NOAO Home Page News Archive
The last 5 news items that have appeared on the NOAO Home Page.
June 05, 2017
Image Credit: Stefan Binnewies and Josef Pöpsel of Capella Observatory (background image); Stephanie Juneau of NOAO and CEA-Saclay (inset)
Blowing the Cover of a Hidden Black Hole
The nearby galaxy NGC 7582 is an extreme example of an “obscured AGN”, a galaxy with an accreting supermassive black hole that is deeply enshrouded in gas and dust. New observations show that the black hole launches a powerful wind, which is confined by a rotating ring of gas and dust 2000 light years in diameter. The ring also contributes to the extreme obscuration of the black hole. The results, reported by a team led by NOAO astronomer Stephanie Juneau, lend new insights into the interaction between black holes and their host galaxies.
May 17, 2017
Punching Above Its Weight, a Brown Dwarf Launches a Parsec-Scale Jet
Astronomers using the SOAR telescope at CTIO have discovered a spectacular extended jet from a young brown dwarf. While young stars are known to launch jets that extend over a light year or more, this is the first such jet from a brown dwarf. The discovery, made by a team that includes NOAO astronomers Cesar Briceno and Steve Heathcote, lends new insight into how substellar objects form.
April 19, 2017
Image Credit: Alexandra Angelich (NRAO/AUI/NSF)
Meet “DeeDee”, a Distant Dwarf in the Outer Solar System
Located 92 AU from the Sun, DeeDee is the second most distant trans-Neptunian object known — only the dwarf planet Eris is further away. Discovered in the Dark Energy Survey, which is being carried out at CTIO, DeeDee is petite, with a diameter ¼ that of Pluto. DeeDee was discovered by an international team, including NOAO astronomers Alistair Walker and Tim Abbott.

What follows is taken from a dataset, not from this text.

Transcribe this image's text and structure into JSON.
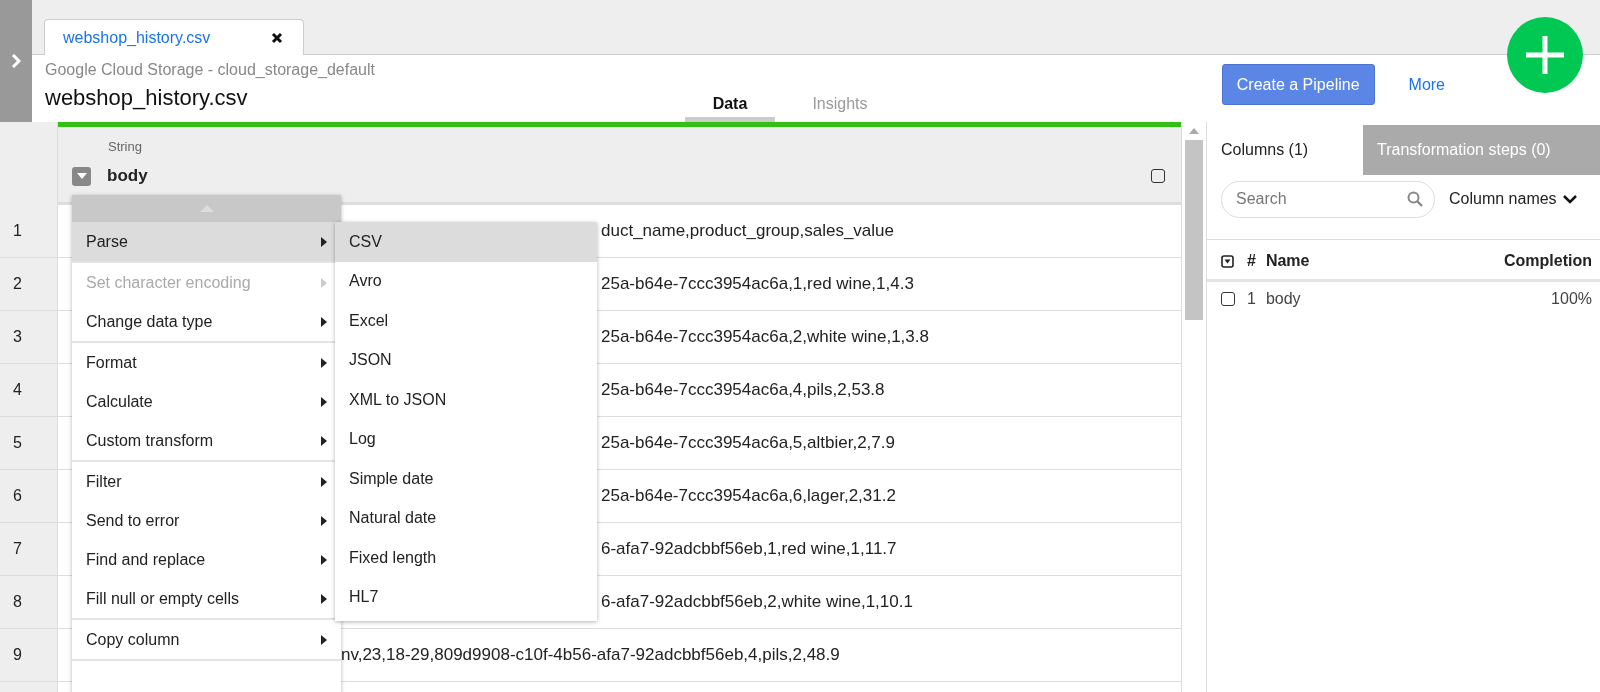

March 22, 2017
Image/Video Credit: Rongpu Zhou
Dusk to Dawn time-lapse at CTIO
While observing for the DECam Legacy Survey (DECaLS), Rongpu Zhou (University of Pittsburgh) set up a camera to capture a time-lapse of the evening. For the first 18 seconds of the video, the moon illuminates the foreground as if it were daylight, while the night sky rotates overhead. As the moon sets, many more stars become visible, and our galaxy, the Milky Way, rises as the Magellanic Clouds set behind the Blanco 4m Telescope. The time-lapse was taken on 4 March 2017.
Click the image to view the time-lapse and to see more options.
March 02, 2017
Image Credit: P. Marenfeld/NOAO/AURA/NSF
The March 2017 NOAO Newsletter is online and ready to download. It contains sections on Science Highlights, Community Science & Data, System Observing: Telescopes and Instruments, and NOAO Operations & Staff.
On the Cover
NOAO is developing tools for the astronomical community to enable research using big datasets from multiple sources. The cover image is the first panel of “Tales of the Modern Astronomer: Boom Goes the Night,” which tells the story of a young researcher who uses tools such as ANTARES to find the optical afterglow of a gravitational wave detection by combining LIGO with the LSST alert stream to identify optical afterglow candidates that can be followed up with telescopes such as Gemini and the Blanco 4mtelescope using the Dark Energy Camera.